But no matter what happens, the practice is going to continue; and maybe it’s better if it does. Maybe it’s better if there’s a history of careful, regulated initiations – if that’s possible – otherwise years after hazing has been banned, it will return again in careless, sadistic measures and awful consequences.

Bridging Research and Audience

Carnivore’s Dilemma
/
The Astonishing Weaponry of Dung Beetles

In these articles, Robert Kunzig and Douglas Emlen translate facts and statistics into engaging articles. However although longer, Kunzig’s article on America’s beef industry is more effective at retaining the reader’s attention because he encorporates more evocative language, human interest and a personal stake.

Strategies – Kunzig compensates for the dryness of the data (how many million tons of meat; percentage of grain consumption by cattle; etc) by phrasing the arguments for and against eating beef in extremes. An example of this is his opening tagline; “Unhealthy. Nutritious. Cruel. Delicious. Unsustainable. All-American”, where the punchy one-word sentences summarise what is harder to grasp with simple facts. Kunzig also weaves in quotes and stories from men whose lives are deeply tied to cattle farming, and describes his own experience at Wrangler Feedyard in Texas. In contrast, Emlen’s only reference to a personal stake is in his introductory story about observing elephant dung in Tanzania – and, given he dates this incident to a decade earlier, Emlen does not draw the reader in so successfully as Kunzig. Similarly, although both writers establish a narrative of sorts (Kunzig of his cattle farm experience, and simultaneously of the cattle’s journey from pasture to plate; Emlen of the beetle’s progress with a dung-ball) Emlen’s narrative is less cohesive.

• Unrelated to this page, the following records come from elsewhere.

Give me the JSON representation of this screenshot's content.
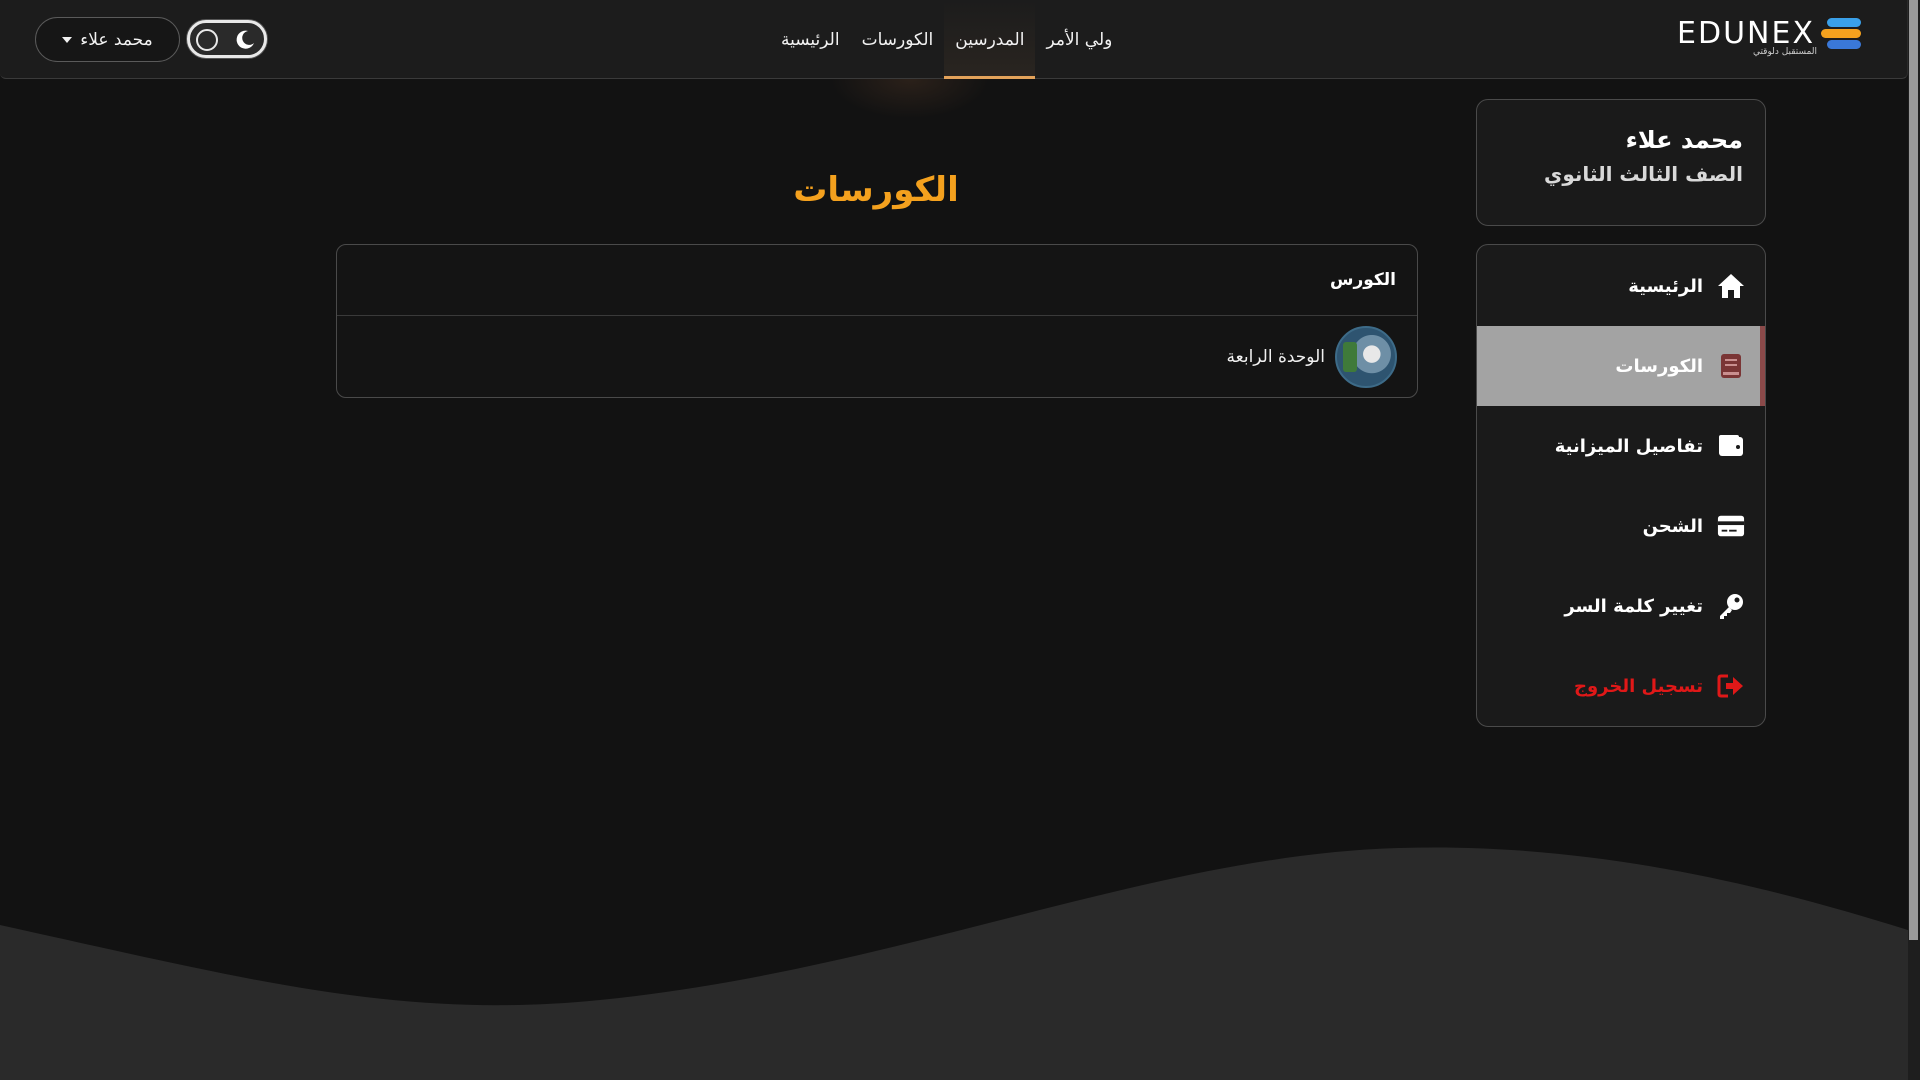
{
  "brand": {
    "logo_text": "EDUNEX",
    "logo_sub": "المستقبل دلوقتي",
    "colors": {
      "accent": "#f4a11e",
      "nav_active_underline": "#e3a25a",
      "logout": "#e01818"
    }
  },
  "nav": {
    "links": [
      {
        "label": "الرئيسية",
        "active": false
      },
      {
        "label": "الكورسات",
        "active": false
      },
      {
        "label": "المدرسين",
        "active": true
      },
      {
        "label": "ولي الأمر",
        "active": false
      }
    ],
    "user_button": "محمد علاء",
    "theme_toggle": {
      "icons": [
        "circle-icon",
        "moon-icon"
      ],
      "mode": "dark"
    }
  },
  "profile": {
    "name": "محمد علاء",
    "grade": "الصف الثالث الثانوي"
  },
  "sidebar": {
    "items": [
      {
        "label": "الرئيسية",
        "icon": "home-icon",
        "active": false
      },
      {
        "label": "الكورسات",
        "icon": "book-icon",
        "active": true
      },
      {
        "label": "تفاصيل الميزانية",
        "icon": "wallet-icon",
        "active": false
      },
      {
        "label": "الشحن",
        "icon": "credit-card-icon",
        "active": false
      },
      {
        "label": "تغيير كلمة السر",
        "icon": "key-icon",
        "active": false
      },
      {
        "label": "تسجيل الخروج",
        "icon": "logout-icon",
        "active": false
      }
    ]
  },
  "main": {
    "title": "الكورسات",
    "table": {
      "header": "الكورس",
      "rows": [
        {
          "name": "الوحدة الرابعة",
          "thumb": "course-thumbnail"
        }
      ]
    }
  }
}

Audience – The papers for which both journalists write are erudite, typically attracting a middle-class, educated readership. But within this, Kunzig is again better placed to attract readers, as most Americans consume beef and therefore have a stake in his debate – whereas Emlen’s link to human arms races and the Cold War is both tenuous and distant from readers.

Effective? – As outlined above, Kunzig’s article is more effective at making his research engaging, partly because his subject matter is already of more interest to his audience than Emlen’s. Kunzig’s use of story is also more successful as he incorporates human interest, in his interview with Paul Defoor and other workers at the feedlot.

Provisional Conflict Plan

The topic I am exploring for my feature article is social groups, hierarchy, and hazing in institutions of higher education. The specific conflict is – why do only some social groups develop/practice initiation rites; what does this have to do with hierarchy and identity; and how do initiatory and non-initiatory groups locate themselves within the same culture of higher education?

My conflict plan (pictured) outlines the lines of inquiry: which social groups do/don’t engage in hazing; similarities/differences across different areas (cities or nations); hazing culture in the past; influence of social media; development of hierarchy and individual identity in adolescence/secondary school; older generations’ perception of hazing; and media portrayal of hazing incidents.